▶ Your instructions
All lines below must be repeated exactly, with the pictures omitted.

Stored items
▬▬▬▬▬▬▬▬▬▬

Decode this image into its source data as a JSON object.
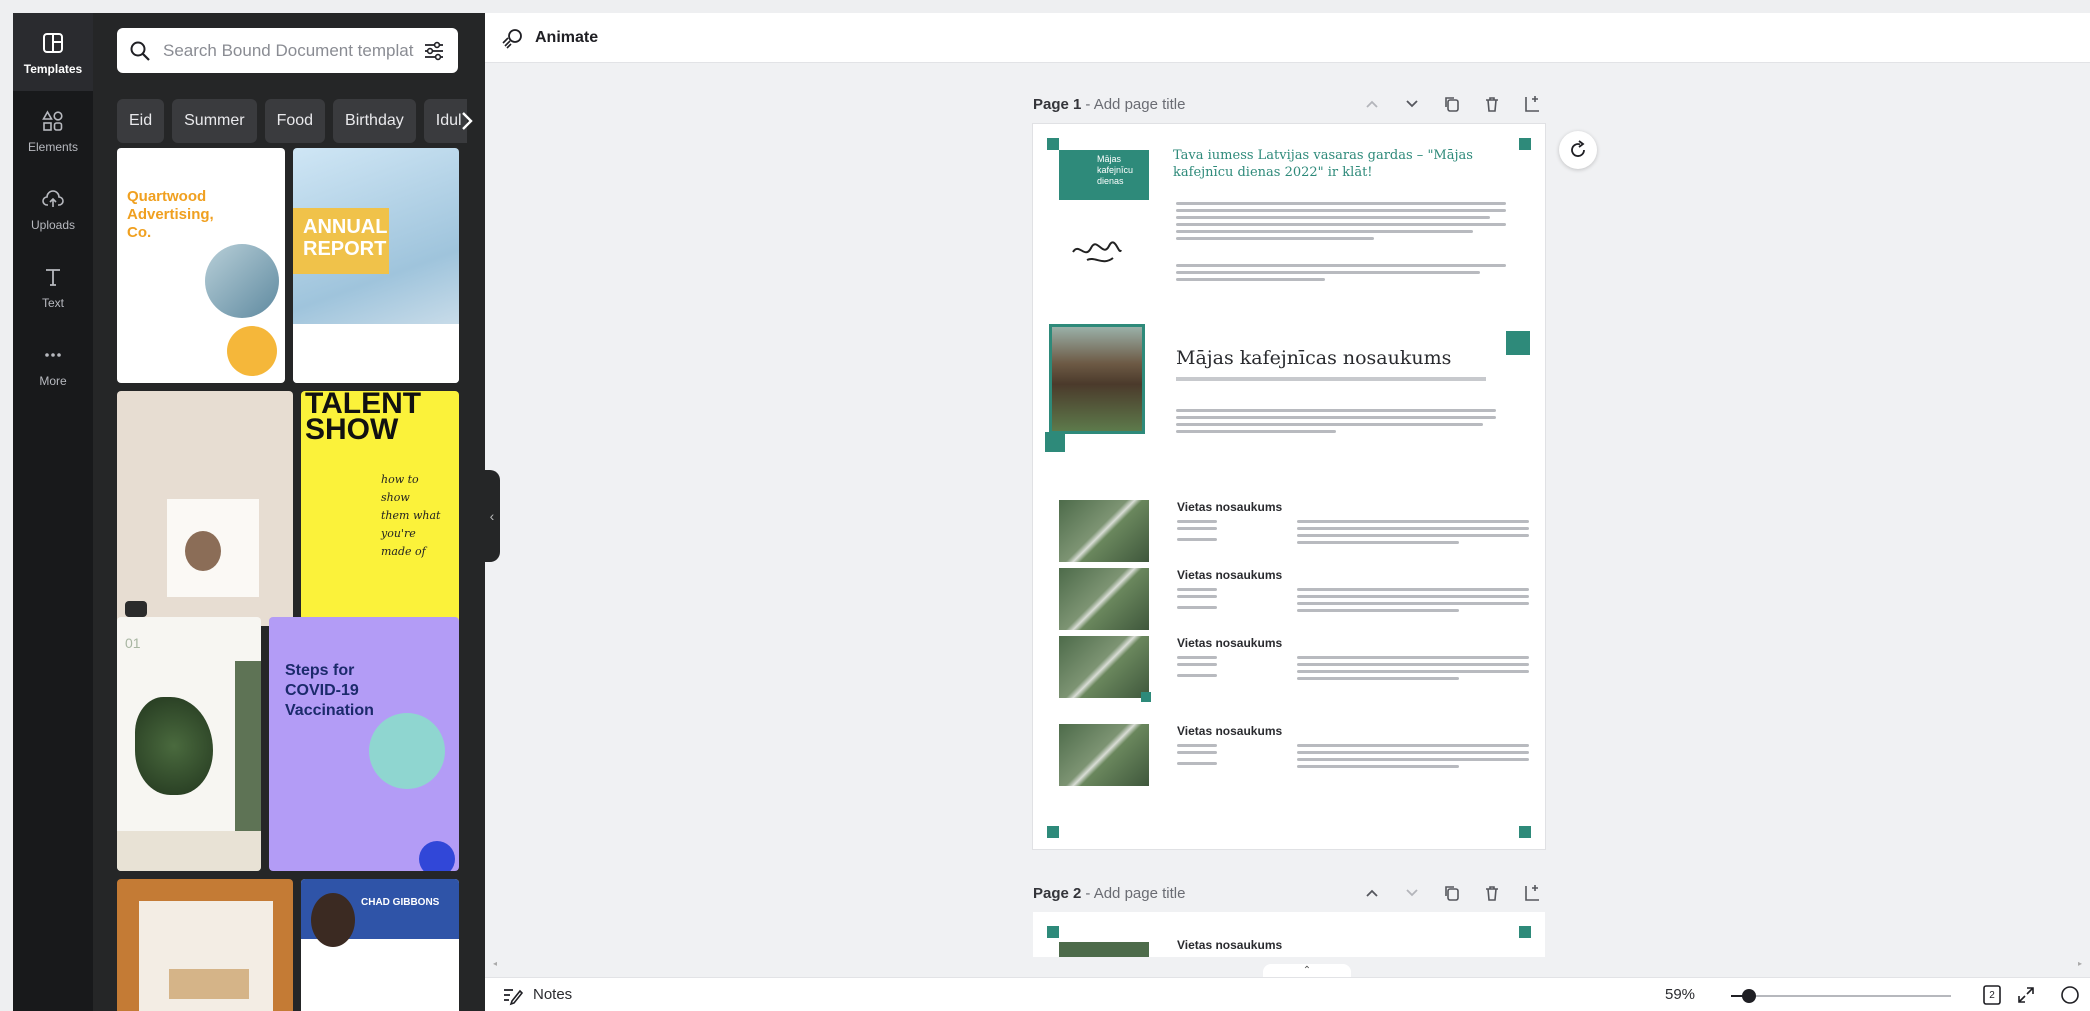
{
  "colors": {
    "rail": "#18191b",
    "panel": "#252627",
    "teal": "#2e8a7a",
    "canvas": "#f0f1f3"
  },
  "rail": {
    "items": [
      {
        "label": "Templates",
        "icon": "templates-icon",
        "active": true
      },
      {
        "label": "Elements",
        "icon": "elements-icon"
      },
      {
        "label": "Uploads",
        "icon": "uploads-icon"
      },
      {
        "label": "Text",
        "icon": "text-icon"
      },
      {
        "label": "More",
        "icon": "more-icon"
      }
    ]
  },
  "panel": {
    "search_placeholder": "Search Bound Document templat",
    "chips": [
      "Eid",
      "Summer",
      "Food",
      "Birthday",
      "Idul"
    ],
    "templates": [
      {
        "text": "Quartwood Advertising, Co."
      },
      {
        "text": "ANNUAL REPORT"
      },
      {
        "text": ""
      },
      {
        "text": "TALENT SHOW"
      },
      {
        "text": "01"
      },
      {
        "text": "Steps for COVID-19 Vaccination"
      },
      {
        "text": ""
      },
      {
        "text": "CHAD GIBBONS"
      }
    ]
  },
  "toolbar": {
    "animate_label": "Animate"
  },
  "pages": [
    {
      "label": "Page 1",
      "title_placeholder": "- Add page title"
    },
    {
      "label": "Page 2",
      "title_placeholder": "- Add page title"
    }
  ],
  "doc": {
    "logo_text": "Mājas kafejnīcu dienas",
    "intro_heading": "Tava iumess Latvijas vasaras gardas – \"Mājas kafejnīcu dienas 2022\" ir klāt!",
    "cafe_name": "Mājas kafejnīcas nosaukums",
    "venue_name": "Vietas nosaukums",
    "venue_count": 4
  },
  "bottombar": {
    "notes_label": "Notes",
    "zoom": "59%",
    "zoom_fraction": 0.08,
    "page_count": "2"
  }
}
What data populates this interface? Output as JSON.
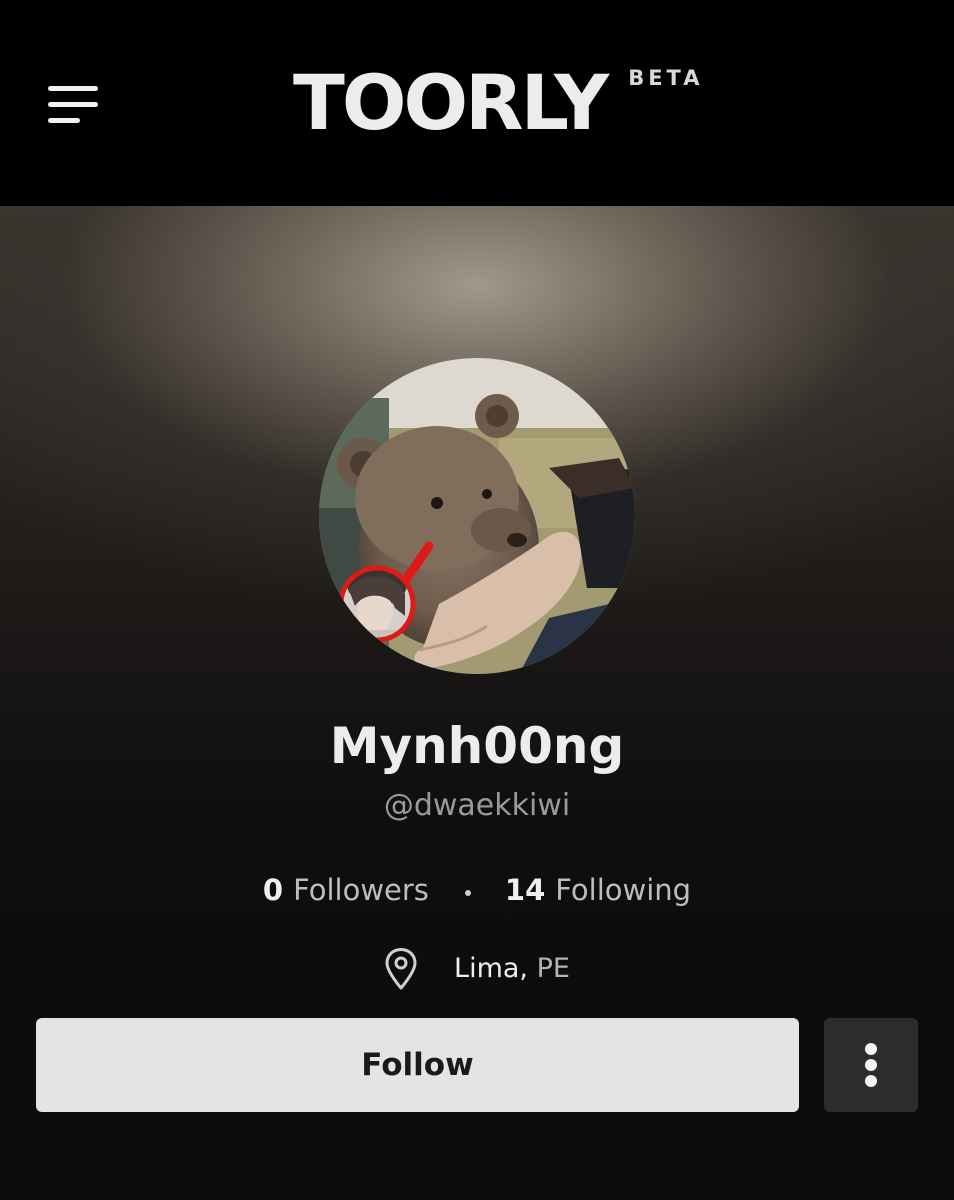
{
  "header": {
    "logo_text": "TOORLY",
    "beta_label": "BETA",
    "menu_icon": "hamburger-menu-icon"
  },
  "profile": {
    "display_name": "Mynh00ng",
    "handle": "@dwaekkiwi",
    "followers_count": "0",
    "followers_label": "Followers",
    "following_count": "14",
    "following_label": "Following",
    "location_city": "Lima,",
    "location_country": "PE",
    "location_icon": "map-pin-icon"
  },
  "actions": {
    "follow_label": "Follow",
    "more_icon": "vertical-dots-icon"
  },
  "colors": {
    "header_bg": "#000000",
    "page_bg": "#0b0b0b",
    "follow_button_bg": "#e4e4e4",
    "more_button_bg": "#2c2c2c",
    "avatar_badge_ring": "#e01818"
  }
}
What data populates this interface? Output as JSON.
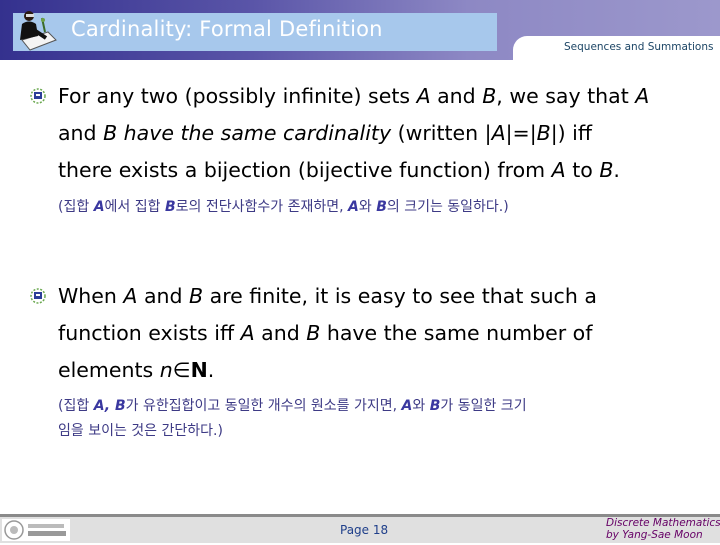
{
  "header": {
    "title": "Cardinality: Formal Definition",
    "subtitle": "Sequences and Summations",
    "logo_icon": "person-writing-icon"
  },
  "bullets": [
    {
      "icon": "bullet-badge-icon",
      "lines": [
        [
          "For any two (possibly infinite) sets ",
          {
            "i": "A"
          },
          " and ",
          {
            "i": "B"
          },
          ", we say that ",
          {
            "i": "A"
          }
        ],
        [
          "and ",
          {
            "i": "B have the same cardinality"
          },
          " (written |",
          {
            "i": "A"
          },
          "|=|",
          {
            "i": "B"
          },
          "|) iff"
        ],
        [
          "there exists a bijection (bijective function) from ",
          {
            "i": "A"
          },
          " to ",
          {
            "i": "B"
          },
          "."
        ]
      ],
      "korean": [
        [
          "(집합 ",
          {
            "b": "A"
          },
          "에서 집합 ",
          {
            "b": "B"
          },
          "로의 전단사함수가 존재하면, ",
          {
            "b": "A"
          },
          "와 ",
          {
            "b": "B"
          },
          "의 크기는 동일하다.)"
        ]
      ]
    },
    {
      "icon": "bullet-badge-icon",
      "lines": [
        [
          "When ",
          {
            "i": "A"
          },
          " and ",
          {
            "i": "B"
          },
          " are finite, it is easy to see that such a"
        ],
        [
          "function exists iff ",
          {
            "i": "A"
          },
          " and ",
          {
            "i": "B"
          },
          " have the same number of"
        ],
        [
          "elements ",
          {
            "i": "n"
          },
          "∈",
          {
            "bold": "N"
          },
          "."
        ]
      ],
      "korean": [
        [
          "(집합 ",
          {
            "b": "A, B"
          },
          "가 유한집합이고 동일한 개수의 원소를 가지면, ",
          {
            "b": "A"
          },
          "와 ",
          {
            "b": "B"
          },
          "가 동일한 크기"
        ],
        [
          "임을 보이는 것은 간단하다.)"
        ]
      ]
    }
  ],
  "footer": {
    "page": "Page 18",
    "credit_line1": "Discrete Mathematics",
    "credit_line2": "by Yang-Sae Moon",
    "logo": "university-logo"
  }
}
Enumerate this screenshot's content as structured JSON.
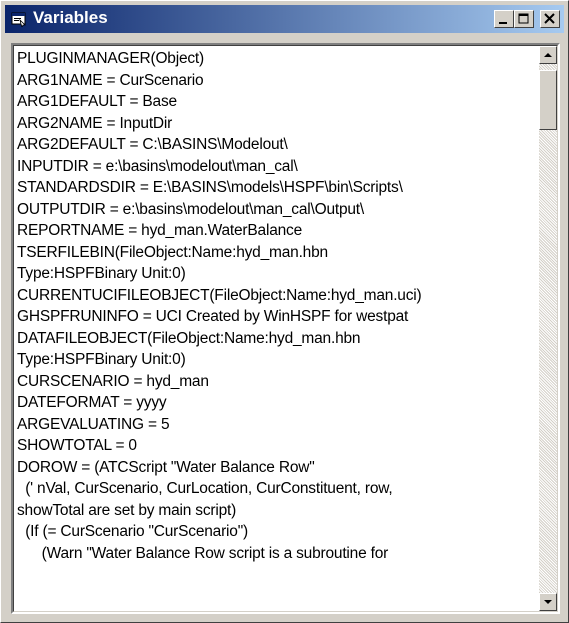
{
  "window": {
    "title": "Variables"
  },
  "titlebar_icons": [
    "window-icon",
    "minimize-icon",
    "maximize-icon",
    "close-icon"
  ],
  "scrollbar": {
    "position": 0.0
  },
  "lines": [
    "PLUGINMANAGER(Object)",
    "ARG1NAME = CurScenario",
    "ARG1DEFAULT = Base",
    "ARG2NAME = InputDir",
    "ARG2DEFAULT = C:\\BASINS\\Modelout\\",
    "INPUTDIR = e:\\basins\\modelout\\man_cal\\",
    "STANDARDSDIR = E:\\BASINS\\models\\HSPF\\bin\\Scripts\\",
    "OUTPUTDIR = e:\\basins\\modelout\\man_cal\\Output\\",
    "REPORTNAME = hyd_man.WaterBalance",
    "TSERFILEBIN(FileObject:Name:hyd_man.hbn",
    "Type:HSPFBinary Unit:0)",
    "CURRENTUCIFILEOBJECT(FileObject:Name:hyd_man.uci)",
    "GHSPFRUNINFO = UCI Created by WinHSPF for westpat",
    "DATAFILEOBJECT(FileObject:Name:hyd_man.hbn",
    "Type:HSPFBinary Unit:0)",
    "CURSCENARIO = hyd_man",
    "DATEFORMAT = yyyy",
    "ARGEVALUATING = 5",
    "SHOWTOTAL = 0",
    "DOROW = (ATCScript \"Water Balance Row\"",
    "  (' nVal, CurScenario, CurLocation, CurConstituent, row,",
    "showTotal are set by main script)",
    "  (If (= CurScenario \"CurScenario\")",
    "      (Warn \"Water Balance Row script is a subroutine for"
  ]
}
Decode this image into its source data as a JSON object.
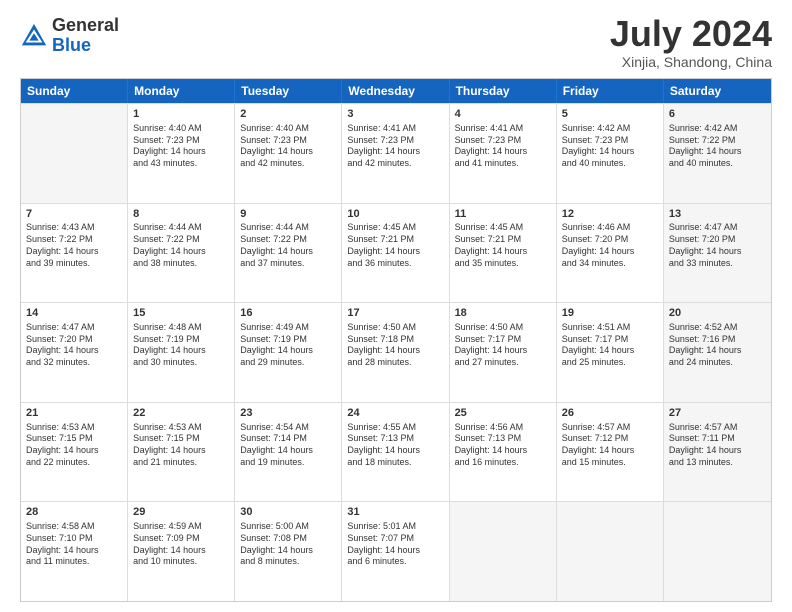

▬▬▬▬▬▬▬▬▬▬

▶ Result below
Decode this image into its source data as a JSON object.
{
  "colors": {
    "rail": "#18191b",
    "panel": "#252627",
    "teal": "#2e8a7a",
    "canvas": "#f0f1f3"
  },
  "rail": {
    "items": [
      {
        "label": "Templates",
        "icon": "templates-icon",
        "active": true
      },
      {
        "label": "Elements",
        "icon": "elements-icon"
      },
      {
        "label": "Uploads",
        "icon": "uploads-icon"
      },
      {
        "label": "Text",
        "icon": "text-icon"
      },
      {
        "label": "More",
        "icon": "more-icon"
      }
    ]
  },
  "panel": {
    "search_placeholder": "Search Bound Document templat",
    "chips": [
      "Eid",
      "Summer",
      "Food",
      "Birthday",
      "Idul"
    ],
    "templates": [
      {
        "text": "Quartwood Advertising, Co."
      },
      {
        "text": "ANNUAL REPORT"
      },
      {
        "text": ""
      },
      {
        "text": "TALENT SHOW"
      },
      {
        "text": "01"
      },
      {
        "text": "Steps for COVID-19 Vaccination"
      },
      {
        "text": ""
      },
      {
        "text": "CHAD GIBBONS"
      }
    ]
  },
  "toolbar": {
    "animate_label": "Animate"
  },
  "pages": [
    {
      "label": "Page 1",
      "title_placeholder": "- Add page title"
    },
    {
      "label": "Page 2",
      "title_placeholder": "- Add page title"
    }
  ],
  "doc": {
    "logo_text": "Mājas kafejnīcu dienas",
    "intro_heading": "Tava iumess Latvijas vasaras gardas – \"Mājas kafejnīcu dienas 2022\" ir klāt!",
    "cafe_name": "Mājas kafejnīcas nosaukums",
    "venue_name": "Vietas nosaukums",
    "venue_count": 4
  },
  "bottombar": {
    "notes_label": "Notes",
    "zoom": "59%",
    "zoom_fraction": 0.08,
    "page_count": "2"
  }
}
What data populates this interface? Output as JSON.
{
  "header": {
    "logo_text": "TOORLY",
    "beta_label": "BETA",
    "menu_icon": "hamburger-menu-icon"
  },
  "profile": {
    "display_name": "Mynh00ng",
    "handle": "@dwaekkiwi",
    "followers_count": "0",
    "followers_label": "Followers",
    "following_count": "14",
    "following_label": "Following",
    "location_city": "Lima,",
    "location_country": "PE",
    "location_icon": "map-pin-icon"
  },
  "actions": {
    "follow_label": "Follow",
    "more_icon": "vertical-dots-icon"
  },
  "colors": {
    "header_bg": "#000000",
    "page_bg": "#0b0b0b",
    "follow_button_bg": "#e4e4e4",
    "more_button_bg": "#2c2c2c",
    "avatar_badge_ring": "#e01818"
  }
}
What data populates this interface? Output as JSON.
{
  "header": {
    "title": "Cardinality: Formal Definition",
    "subtitle": "Sequences and Summations",
    "logo_icon": "person-writing-icon"
  },
  "bullets": [
    {
      "icon": "bullet-badge-icon",
      "lines": [
        [
          "For any two (possibly infinite) sets ",
          {
            "i": "A"
          },
          " and ",
          {
            "i": "B"
          },
          ", we say that ",
          {
            "i": "A"
          }
        ],
        [
          "and ",
          {
            "i": "B have the same cardinality"
          },
          " (written |",
          {
            "i": "A"
          },
          "|=|",
          {
            "i": "B"
          },
          "|) iff"
        ],
        [
          "there exists a bijection (bijective function) from ",
          {
            "i": "A"
          },
          " to ",
          {
            "i": "B"
          },
          "."
        ]
      ],
      "korean": [
        [
          "(집합 ",
          {
            "b": "A"
          },
          "에서 집합 ",
          {
            "b": "B"
          },
          "로의 전단사함수가 존재하면, ",
          {
            "b": "A"
          },
          "와 ",
          {
            "b": "B"
          },
          "의 크기는 동일하다.)"
        ]
      ]
    },
    {
      "icon": "bullet-badge-icon",
      "lines": [
        [
          "When ",
          {
            "i": "A"
          },
          " and ",
          {
            "i": "B"
          },
          " are finite, it is easy to see that such a"
        ],
        [
          "function exists iff ",
          {
            "i": "A"
          },
          " and ",
          {
            "i": "B"
          },
          " have the same number of"
        ],
        [
          "elements ",
          {
            "i": "n"
          },
          "∈",
          {
            "bold": "N"
          },
          "."
        ]
      ],
      "korean": [
        [
          "(집합 ",
          {
            "b": "A, B"
          },
          "가 유한집합이고 동일한 개수의 원소를 가지면, ",
          {
            "b": "A"
          },
          "와 ",
          {
            "b": "B"
          },
          "가 동일한 크기"
        ],
        [
          "임을 보이는 것은 간단하다.)"
        ]
      ]
    }
  ],
  "footer": {
    "page": "Page 18",
    "credit_line1": "Discrete Mathematics",
    "credit_line2": "by Yang-Sae Moon",
    "logo": "university-logo"
  }
}
Enumerate this screenshot's content as structured JSON.
{
  "window": {
    "title": "Variables"
  },
  "titlebar_icons": [
    "window-icon",
    "minimize-icon",
    "maximize-icon",
    "close-icon"
  ],
  "scrollbar": {
    "position": 0.0
  },
  "lines": [
    "PLUGINMANAGER(Object)",
    "ARG1NAME = CurScenario",
    "ARG1DEFAULT = Base",
    "ARG2NAME = InputDir",
    "ARG2DEFAULT = C:\\BASINS\\Modelout\\",
    "INPUTDIR = e:\\basins\\modelout\\man_cal\\",
    "STANDARDSDIR = E:\\BASINS\\models\\HSPF\\bin\\Scripts\\",
    "OUTPUTDIR = e:\\basins\\modelout\\man_cal\\Output\\",
    "REPORTNAME = hyd_man.WaterBalance",
    "TSERFILEBIN(FileObject:Name:hyd_man.hbn",
    "Type:HSPFBinary Unit:0)",
    "CURRENTUCIFILEOBJECT(FileObject:Name:hyd_man.uci)",
    "GHSPFRUNINFO = UCI Created by WinHSPF for westpat",
    "DATAFILEOBJECT(FileObject:Name:hyd_man.hbn",
    "Type:HSPFBinary Unit:0)",
    "CURSCENARIO = hyd_man",
    "DATEFORMAT = yyyy",
    "ARGEVALUATING = 5",
    "SHOWTOTAL = 0",
    "DOROW = (ATCScript \"Water Balance Row\"",
    "  (' nVal, CurScenario, CurLocation, CurConstituent, row,",
    "showTotal are set by main script)",
    "  (If (= CurScenario \"CurScenario\")",
    "      (Warn \"Water Balance Row script is a subroutine for"
  ]
}
Decode this image into its source data as a JSON object.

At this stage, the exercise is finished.